Angelina Jolie blasts 'false and upsetting' account of child auditions
Angelina Jolie has described accounts of a casting exercise for her new film, in which children were given money which was then taken away from them, as false and upsetting.
The actress' comments came after an excerpt from a Vanity Fair profile of Jolie, who co-wrote and directed the film First They Killed My Father, sparked a backlash online earlier this week from people who criticised the methods as being cruel and exploitative.
Adapted from Loung Ung's memoir, the biographical drama centres on her childhood under the brutal Khmer Rouge regime in Cambodia, which she talked about in a recent Vanity Fair profile.
The article described a scene in which casting directors attempting to find a child actress to play the lead role presented money to impoverished children, only to take it away from them as an acting exercise.
Jolie and producer Rithy Panh issued joint statements on Sunday denying claims that the production was exploitative, through a representative from Netflix, which is producing and distributing the film.

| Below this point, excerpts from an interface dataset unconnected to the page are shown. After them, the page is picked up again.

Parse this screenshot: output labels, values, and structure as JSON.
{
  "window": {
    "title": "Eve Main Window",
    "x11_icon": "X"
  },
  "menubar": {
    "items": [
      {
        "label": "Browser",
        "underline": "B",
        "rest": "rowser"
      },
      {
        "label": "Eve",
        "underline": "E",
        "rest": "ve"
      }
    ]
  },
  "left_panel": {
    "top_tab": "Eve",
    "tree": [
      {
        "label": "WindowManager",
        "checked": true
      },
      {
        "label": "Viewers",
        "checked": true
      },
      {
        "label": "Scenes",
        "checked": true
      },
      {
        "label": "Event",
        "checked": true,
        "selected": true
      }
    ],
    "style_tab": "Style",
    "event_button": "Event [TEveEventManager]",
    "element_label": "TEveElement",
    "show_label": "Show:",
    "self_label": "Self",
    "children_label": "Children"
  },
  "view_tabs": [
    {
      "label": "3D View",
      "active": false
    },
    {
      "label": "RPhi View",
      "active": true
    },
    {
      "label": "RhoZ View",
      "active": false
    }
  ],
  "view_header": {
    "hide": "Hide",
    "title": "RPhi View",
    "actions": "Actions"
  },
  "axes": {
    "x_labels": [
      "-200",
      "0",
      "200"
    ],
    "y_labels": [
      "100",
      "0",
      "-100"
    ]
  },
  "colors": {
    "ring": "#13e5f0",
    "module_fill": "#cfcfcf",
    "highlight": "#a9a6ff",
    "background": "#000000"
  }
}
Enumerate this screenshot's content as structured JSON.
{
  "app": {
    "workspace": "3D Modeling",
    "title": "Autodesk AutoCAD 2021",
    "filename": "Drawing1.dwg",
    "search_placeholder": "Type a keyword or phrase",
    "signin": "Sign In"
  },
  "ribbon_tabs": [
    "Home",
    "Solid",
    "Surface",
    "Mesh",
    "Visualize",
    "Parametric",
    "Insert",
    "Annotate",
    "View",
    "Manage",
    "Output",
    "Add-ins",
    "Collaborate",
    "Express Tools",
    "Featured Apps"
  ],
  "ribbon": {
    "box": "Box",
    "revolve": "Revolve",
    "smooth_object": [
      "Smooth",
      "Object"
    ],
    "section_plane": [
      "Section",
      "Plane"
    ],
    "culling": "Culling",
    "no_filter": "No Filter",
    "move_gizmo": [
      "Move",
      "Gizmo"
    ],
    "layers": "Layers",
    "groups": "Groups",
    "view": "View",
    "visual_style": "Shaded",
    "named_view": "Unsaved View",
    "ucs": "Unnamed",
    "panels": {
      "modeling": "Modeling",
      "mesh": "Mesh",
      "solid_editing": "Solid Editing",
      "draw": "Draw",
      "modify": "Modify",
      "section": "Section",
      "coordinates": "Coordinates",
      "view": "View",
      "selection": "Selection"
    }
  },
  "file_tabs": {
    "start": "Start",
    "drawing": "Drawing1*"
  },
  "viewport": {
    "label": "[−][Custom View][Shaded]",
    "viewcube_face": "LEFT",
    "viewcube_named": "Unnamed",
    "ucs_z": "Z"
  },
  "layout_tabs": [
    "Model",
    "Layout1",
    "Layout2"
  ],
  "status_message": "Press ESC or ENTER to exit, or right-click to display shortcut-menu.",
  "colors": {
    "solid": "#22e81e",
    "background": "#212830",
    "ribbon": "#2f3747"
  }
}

"I am upset that a pretend exercise in an improvisation, from an actual scene in the film, has been written about as if it was a real scenario," Jolie said.
"The suggestion that real money was taken from a child during an audition is false and upsetting.
"I would be outraged myself if this had happened."
Jolie said parents, guardians and doctors were on the set every day to care for the children and "make sure that no one was in any way hurt by participating in the recreation of such a painful part of their country's history".
Panh, himself a survivor of the Khmer Rouge, added that casting "was done in the most sensitive way possible".
He described a process that was informed both by families' preferences and NGO (non-governmental organisation) guidelines in which the children understood that they would be acting out a scene.
"The children were not tricked or entrapped, as some have suggested," Panh said.
"They understood very well that this was acting, and make believe."
The Vanity Fair article went into more detail about the production than the one paragraph that circulated on Twitter, which sparked the initial outrage.
Vanity Fair issued a statement on Sunday saying author Evgenia Peretz "clearly describes what happened during the casting process as a 'game'" and "that t he film-makers went to extraordinary lengths to be sensitive in addressing the psychological stresses on the cast and crew that were inevitable in making a movie about the genocide carried out in Cambodia by the Khmer Rouge".
Jolie's film will debut on Netflix after being shown at the Toronto International Film Festival in September.